# Task brief:
If a line in the data below includes the string "this", please return a copy of it.

Data excerpts
- - -

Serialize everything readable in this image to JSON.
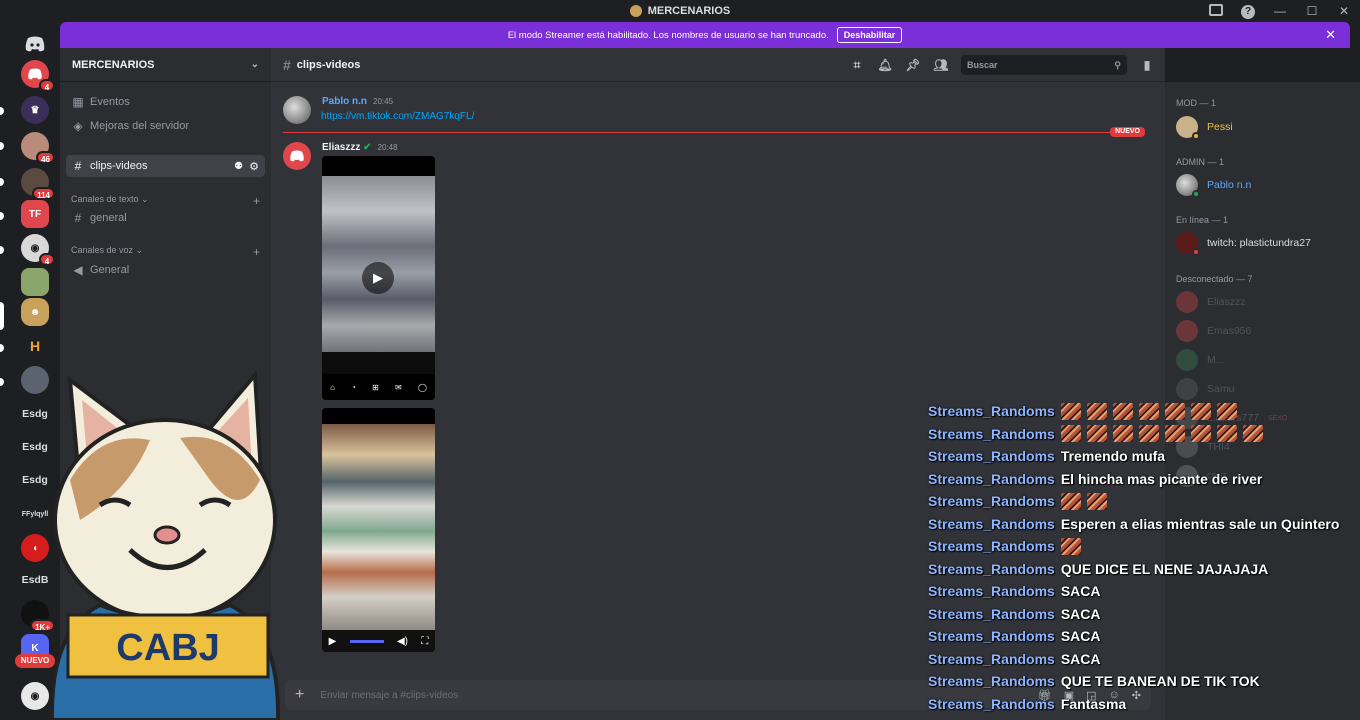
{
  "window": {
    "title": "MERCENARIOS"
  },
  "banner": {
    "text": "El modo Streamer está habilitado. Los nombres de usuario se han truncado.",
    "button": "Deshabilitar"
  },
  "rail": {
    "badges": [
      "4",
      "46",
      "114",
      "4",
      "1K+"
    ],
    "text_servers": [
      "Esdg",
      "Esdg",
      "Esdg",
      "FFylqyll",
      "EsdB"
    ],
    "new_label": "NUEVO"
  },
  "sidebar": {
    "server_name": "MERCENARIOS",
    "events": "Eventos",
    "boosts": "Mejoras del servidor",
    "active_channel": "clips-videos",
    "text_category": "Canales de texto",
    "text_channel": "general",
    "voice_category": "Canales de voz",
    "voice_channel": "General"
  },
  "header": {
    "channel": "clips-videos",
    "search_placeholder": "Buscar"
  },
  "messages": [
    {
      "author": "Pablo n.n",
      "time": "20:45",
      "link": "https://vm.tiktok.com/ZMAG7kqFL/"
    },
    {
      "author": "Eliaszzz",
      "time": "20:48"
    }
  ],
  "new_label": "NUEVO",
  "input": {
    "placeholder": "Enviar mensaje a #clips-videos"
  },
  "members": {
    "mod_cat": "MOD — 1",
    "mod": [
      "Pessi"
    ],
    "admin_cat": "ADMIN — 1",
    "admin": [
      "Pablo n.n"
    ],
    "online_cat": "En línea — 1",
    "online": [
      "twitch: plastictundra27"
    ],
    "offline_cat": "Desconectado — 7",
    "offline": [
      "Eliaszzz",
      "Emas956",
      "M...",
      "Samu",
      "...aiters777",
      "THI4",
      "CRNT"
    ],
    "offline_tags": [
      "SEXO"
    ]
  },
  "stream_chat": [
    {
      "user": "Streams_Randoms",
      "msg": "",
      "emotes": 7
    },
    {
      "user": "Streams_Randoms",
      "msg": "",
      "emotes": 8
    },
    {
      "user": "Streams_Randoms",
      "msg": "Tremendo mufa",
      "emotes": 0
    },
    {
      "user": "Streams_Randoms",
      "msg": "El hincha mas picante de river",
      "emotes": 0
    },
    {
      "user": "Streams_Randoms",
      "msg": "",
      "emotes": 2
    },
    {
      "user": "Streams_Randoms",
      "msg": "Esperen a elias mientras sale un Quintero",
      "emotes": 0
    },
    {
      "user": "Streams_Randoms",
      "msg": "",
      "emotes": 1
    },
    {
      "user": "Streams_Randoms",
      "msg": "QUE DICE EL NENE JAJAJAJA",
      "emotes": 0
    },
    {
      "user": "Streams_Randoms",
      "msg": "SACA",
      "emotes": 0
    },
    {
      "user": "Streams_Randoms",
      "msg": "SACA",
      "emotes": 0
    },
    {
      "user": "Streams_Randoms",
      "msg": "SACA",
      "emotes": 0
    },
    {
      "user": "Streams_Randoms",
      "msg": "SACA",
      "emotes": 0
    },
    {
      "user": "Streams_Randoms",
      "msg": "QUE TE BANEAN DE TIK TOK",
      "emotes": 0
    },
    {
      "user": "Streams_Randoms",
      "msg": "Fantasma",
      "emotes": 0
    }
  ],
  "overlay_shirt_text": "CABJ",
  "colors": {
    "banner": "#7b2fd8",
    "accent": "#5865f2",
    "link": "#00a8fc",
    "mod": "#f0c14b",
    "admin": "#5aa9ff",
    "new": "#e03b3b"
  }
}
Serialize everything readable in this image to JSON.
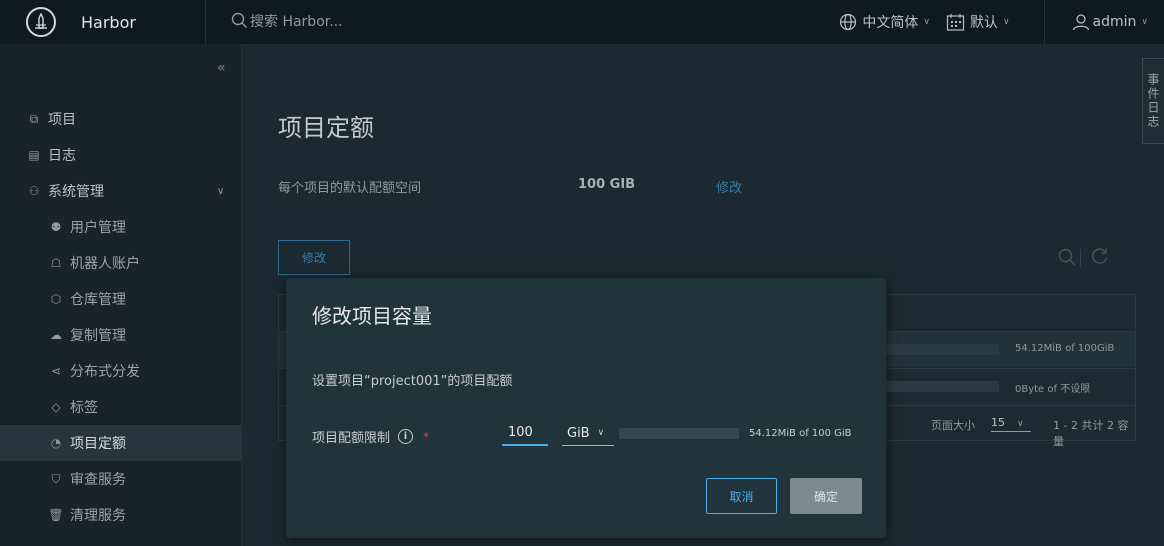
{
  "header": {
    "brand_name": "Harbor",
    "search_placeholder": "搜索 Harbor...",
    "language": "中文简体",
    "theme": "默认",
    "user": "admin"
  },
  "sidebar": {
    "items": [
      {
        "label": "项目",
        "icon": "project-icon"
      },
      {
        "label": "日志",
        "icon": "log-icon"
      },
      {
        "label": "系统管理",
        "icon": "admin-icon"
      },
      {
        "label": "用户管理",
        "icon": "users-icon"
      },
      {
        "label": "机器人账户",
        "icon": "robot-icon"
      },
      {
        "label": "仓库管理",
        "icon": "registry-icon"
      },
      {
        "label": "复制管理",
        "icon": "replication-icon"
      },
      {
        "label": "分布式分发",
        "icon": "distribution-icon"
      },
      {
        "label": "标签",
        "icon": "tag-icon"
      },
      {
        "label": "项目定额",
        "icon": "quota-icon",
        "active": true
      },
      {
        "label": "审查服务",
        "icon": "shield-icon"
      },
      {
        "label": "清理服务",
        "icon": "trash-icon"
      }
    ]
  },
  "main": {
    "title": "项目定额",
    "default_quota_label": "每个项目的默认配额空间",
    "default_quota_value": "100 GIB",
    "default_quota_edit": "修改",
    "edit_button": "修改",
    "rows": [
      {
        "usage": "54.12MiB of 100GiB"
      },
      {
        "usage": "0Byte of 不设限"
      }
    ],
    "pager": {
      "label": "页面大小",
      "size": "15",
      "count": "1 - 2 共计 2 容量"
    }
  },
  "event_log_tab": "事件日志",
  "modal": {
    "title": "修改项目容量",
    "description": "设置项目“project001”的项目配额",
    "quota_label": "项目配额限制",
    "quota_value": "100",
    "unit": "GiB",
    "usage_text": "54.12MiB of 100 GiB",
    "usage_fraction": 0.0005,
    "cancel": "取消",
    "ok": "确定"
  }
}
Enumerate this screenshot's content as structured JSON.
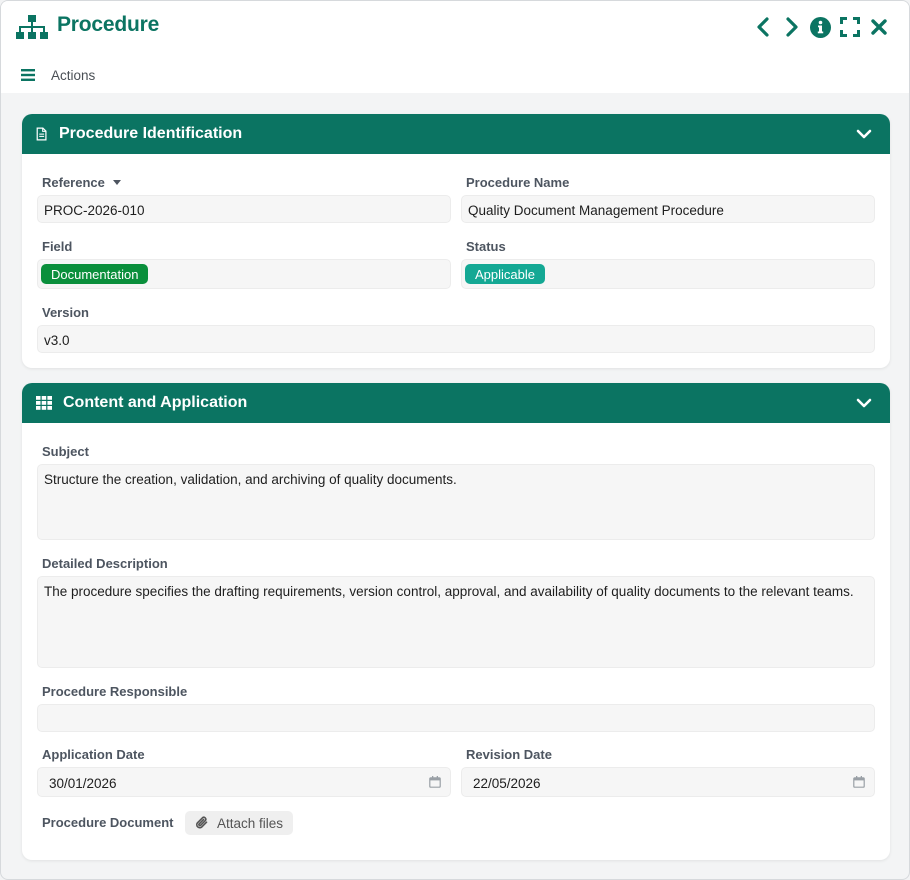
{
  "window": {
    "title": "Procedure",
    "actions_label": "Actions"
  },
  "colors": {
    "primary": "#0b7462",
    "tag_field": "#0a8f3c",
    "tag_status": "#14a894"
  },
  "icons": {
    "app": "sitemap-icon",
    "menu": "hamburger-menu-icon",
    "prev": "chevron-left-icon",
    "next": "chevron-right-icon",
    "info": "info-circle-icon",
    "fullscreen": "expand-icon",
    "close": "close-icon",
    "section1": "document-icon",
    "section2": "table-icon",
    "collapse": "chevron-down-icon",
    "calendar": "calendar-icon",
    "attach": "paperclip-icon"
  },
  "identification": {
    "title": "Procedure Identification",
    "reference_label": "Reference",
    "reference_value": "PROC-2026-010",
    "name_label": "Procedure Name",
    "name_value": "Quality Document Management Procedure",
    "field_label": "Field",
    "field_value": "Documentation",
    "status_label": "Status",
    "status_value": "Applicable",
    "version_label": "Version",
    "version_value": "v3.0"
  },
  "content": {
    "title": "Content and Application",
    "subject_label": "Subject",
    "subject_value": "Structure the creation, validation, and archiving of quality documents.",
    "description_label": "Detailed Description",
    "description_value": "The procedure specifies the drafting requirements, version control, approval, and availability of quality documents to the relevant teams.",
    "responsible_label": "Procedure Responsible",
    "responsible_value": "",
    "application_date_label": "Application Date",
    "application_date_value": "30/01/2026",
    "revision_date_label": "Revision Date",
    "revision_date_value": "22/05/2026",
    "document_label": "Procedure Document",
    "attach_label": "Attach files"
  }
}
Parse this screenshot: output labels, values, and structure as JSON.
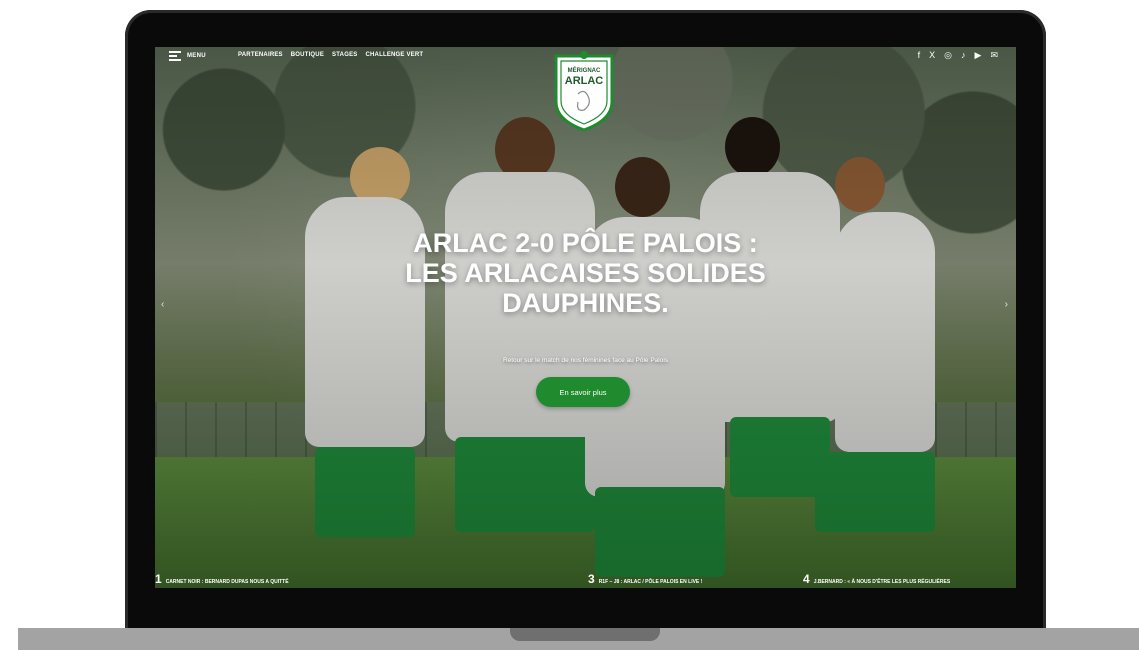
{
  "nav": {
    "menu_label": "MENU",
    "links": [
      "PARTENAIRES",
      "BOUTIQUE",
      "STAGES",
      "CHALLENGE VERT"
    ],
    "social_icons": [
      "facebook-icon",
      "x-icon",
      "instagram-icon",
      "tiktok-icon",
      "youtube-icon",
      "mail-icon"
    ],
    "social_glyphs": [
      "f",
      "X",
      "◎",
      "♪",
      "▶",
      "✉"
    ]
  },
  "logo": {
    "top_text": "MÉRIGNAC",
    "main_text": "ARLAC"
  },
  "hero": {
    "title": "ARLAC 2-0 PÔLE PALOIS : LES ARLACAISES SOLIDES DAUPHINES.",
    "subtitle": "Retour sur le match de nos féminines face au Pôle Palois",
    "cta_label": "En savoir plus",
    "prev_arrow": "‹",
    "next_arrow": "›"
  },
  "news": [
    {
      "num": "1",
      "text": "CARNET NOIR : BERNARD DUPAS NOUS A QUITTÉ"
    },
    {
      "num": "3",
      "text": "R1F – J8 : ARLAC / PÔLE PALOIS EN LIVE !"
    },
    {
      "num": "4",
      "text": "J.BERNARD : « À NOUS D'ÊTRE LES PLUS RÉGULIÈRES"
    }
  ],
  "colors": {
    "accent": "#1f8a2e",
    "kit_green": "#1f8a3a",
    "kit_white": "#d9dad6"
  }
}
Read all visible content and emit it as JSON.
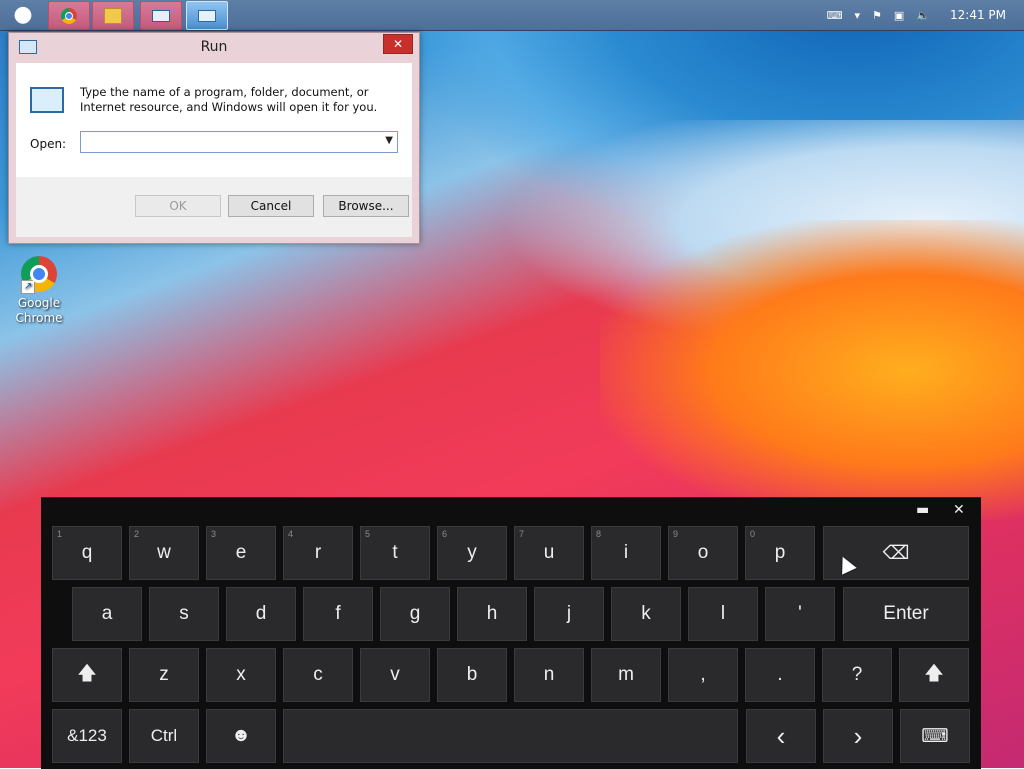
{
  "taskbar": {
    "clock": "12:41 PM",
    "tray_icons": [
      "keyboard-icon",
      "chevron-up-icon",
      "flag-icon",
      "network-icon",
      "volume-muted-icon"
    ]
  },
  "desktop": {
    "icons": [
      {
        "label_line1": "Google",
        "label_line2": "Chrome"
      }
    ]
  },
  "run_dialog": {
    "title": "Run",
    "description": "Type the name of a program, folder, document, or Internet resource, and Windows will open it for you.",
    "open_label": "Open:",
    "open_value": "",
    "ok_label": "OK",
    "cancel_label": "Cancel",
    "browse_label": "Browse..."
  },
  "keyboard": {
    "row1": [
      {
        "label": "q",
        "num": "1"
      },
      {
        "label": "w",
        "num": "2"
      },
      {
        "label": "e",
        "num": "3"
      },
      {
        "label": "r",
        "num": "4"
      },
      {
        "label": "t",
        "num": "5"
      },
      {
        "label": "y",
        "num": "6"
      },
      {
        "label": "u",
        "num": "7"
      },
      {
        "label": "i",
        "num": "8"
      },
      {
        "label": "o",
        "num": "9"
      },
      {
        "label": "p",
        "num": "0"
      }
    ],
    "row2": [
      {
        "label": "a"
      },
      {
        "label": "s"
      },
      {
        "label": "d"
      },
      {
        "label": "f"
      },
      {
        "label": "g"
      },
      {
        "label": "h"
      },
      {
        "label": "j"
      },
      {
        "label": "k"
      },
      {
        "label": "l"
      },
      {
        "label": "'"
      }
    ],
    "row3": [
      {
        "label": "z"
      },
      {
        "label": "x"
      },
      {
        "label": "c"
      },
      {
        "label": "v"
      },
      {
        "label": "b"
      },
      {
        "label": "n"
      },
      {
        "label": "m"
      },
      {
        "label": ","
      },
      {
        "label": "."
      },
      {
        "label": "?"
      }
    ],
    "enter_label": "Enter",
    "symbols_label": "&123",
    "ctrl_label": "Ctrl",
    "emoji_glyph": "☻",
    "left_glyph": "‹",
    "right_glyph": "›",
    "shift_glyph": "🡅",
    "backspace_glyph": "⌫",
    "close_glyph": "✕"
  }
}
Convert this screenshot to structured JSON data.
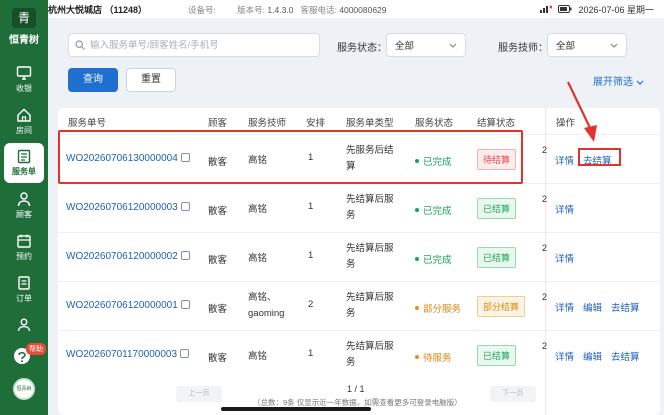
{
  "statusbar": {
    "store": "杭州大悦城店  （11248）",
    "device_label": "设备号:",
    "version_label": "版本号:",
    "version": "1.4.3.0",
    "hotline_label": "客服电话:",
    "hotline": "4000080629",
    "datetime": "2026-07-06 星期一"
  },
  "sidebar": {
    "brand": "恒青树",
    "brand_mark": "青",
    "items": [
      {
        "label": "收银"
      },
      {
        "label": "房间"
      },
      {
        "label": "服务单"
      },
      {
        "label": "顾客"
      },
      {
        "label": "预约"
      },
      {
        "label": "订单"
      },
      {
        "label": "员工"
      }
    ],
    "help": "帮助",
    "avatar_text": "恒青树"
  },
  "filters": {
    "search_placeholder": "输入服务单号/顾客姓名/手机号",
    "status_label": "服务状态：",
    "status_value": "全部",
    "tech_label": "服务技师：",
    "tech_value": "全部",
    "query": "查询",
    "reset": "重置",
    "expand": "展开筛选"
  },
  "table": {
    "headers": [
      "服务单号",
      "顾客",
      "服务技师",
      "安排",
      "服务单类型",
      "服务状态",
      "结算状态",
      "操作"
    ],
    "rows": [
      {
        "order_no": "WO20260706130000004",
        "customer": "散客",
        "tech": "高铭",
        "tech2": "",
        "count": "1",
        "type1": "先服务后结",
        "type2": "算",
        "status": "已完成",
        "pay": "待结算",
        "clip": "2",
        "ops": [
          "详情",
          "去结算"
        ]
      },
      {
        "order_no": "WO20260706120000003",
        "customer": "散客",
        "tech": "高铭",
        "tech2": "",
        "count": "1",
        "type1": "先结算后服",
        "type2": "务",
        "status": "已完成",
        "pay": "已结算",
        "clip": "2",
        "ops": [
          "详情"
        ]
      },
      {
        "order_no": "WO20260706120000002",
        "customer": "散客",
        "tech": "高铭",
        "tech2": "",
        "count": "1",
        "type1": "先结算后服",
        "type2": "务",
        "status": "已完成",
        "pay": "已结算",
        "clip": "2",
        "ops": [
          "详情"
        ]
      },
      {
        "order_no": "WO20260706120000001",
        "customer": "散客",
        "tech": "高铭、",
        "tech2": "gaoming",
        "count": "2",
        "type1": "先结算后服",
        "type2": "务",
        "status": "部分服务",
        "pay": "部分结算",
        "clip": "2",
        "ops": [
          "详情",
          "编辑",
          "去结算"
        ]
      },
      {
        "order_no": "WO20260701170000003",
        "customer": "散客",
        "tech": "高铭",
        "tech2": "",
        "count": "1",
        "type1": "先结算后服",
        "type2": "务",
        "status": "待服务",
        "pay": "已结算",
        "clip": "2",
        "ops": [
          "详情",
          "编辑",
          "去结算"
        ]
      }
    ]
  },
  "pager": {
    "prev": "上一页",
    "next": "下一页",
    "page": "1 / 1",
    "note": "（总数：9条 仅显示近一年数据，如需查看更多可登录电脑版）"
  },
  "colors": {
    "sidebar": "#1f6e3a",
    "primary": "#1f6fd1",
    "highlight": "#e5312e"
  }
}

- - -

# Solution:
Serialize everything readable in this image to JSON.
Serialize everything readable in this image to JSON.
Enumerate this screenshot's content as structured JSON.
Parse this screenshot: output labels, values, and structure as JSON.
Convert this screenshot to structured JSON data.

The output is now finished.